- Posted on May 2, 2019
- Estimated reading time 2 minutes
I chose to join Avanade in 2018 because of the expectation that I’d be able to own my career. The challenge associated with being given freedom, however, is the assumption that everyone is free to choose a path. For young Black boys, representation in U.S. culture is usually limited to a subset of musical genres and professional sports. External expectations from mainstream media, family and peers many times limit their dreams, encouraging Black boys to give their bodies rather than use their minds to find success and purpose. Creativity, art, leadership and ownership are not celebrated or expected from Black boys, especially in a society where they see themselves overwhelmingly represented on the basketball court or football field but rarely as a coach and where they see themselves in very few movies but rarely in the director’s chair.
At Avanade the sentiment of “own your career” permeates conversations around project leadership, continuing education and community engagement. As member of the INSPIRE community, our newly launched employee resource group for Black employees, I feel empowered to support causes that pertain not only to my personal experience but also those that support Avanade’s commitment to inclusion and diversity.

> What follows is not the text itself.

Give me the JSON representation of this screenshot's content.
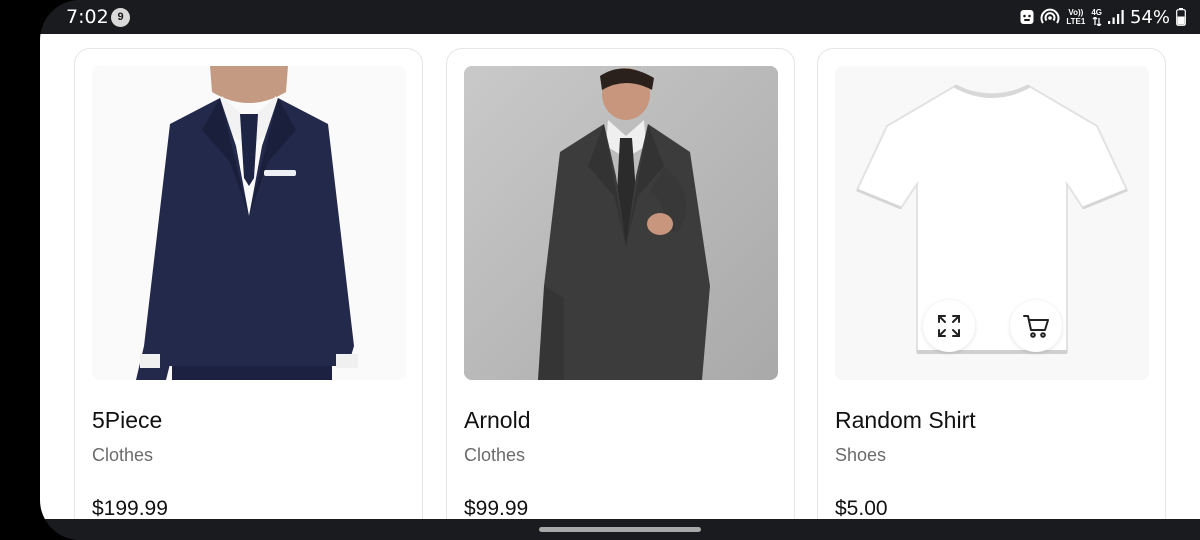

Through partnerships with BAM (Blacks@Microsoft) and Houston nonprofit Legends Do Live, our Vice-Chairman of INSPIRE R.J. Haynes had the great opportunity to moderate an intimate conversation about agency and the freedom to dream with Martellus Bennett, Super Bowl champion, creator and author of “Dear Black Boy,” at the Microsoft Store at the Galleria.
Martellus shared his story of being drawn to art and a desire for creative agency as child. But given his background and upbringing as a young Black boy, he was constantly encouraged to focus on athletics rather than his own aspirations. Now, given his successful football career and his passion for education, he is taking the opportunity to give voice to the idea that parents can encourage children to follow their own path to joy. He is using his influence to create a media platform where Black boys can find representation as future leaders in any profession.
At Avanade, owning our career is a call to push for more agency and representation. I am thankful for Martellus’ words of encouragement, his story and his passion for art and culture. I am INSPIRE’d to use my voice and position not only to support the younger generations, but also my peers who are raising future leaders, and my colleagues who are working toward their own professional excellence.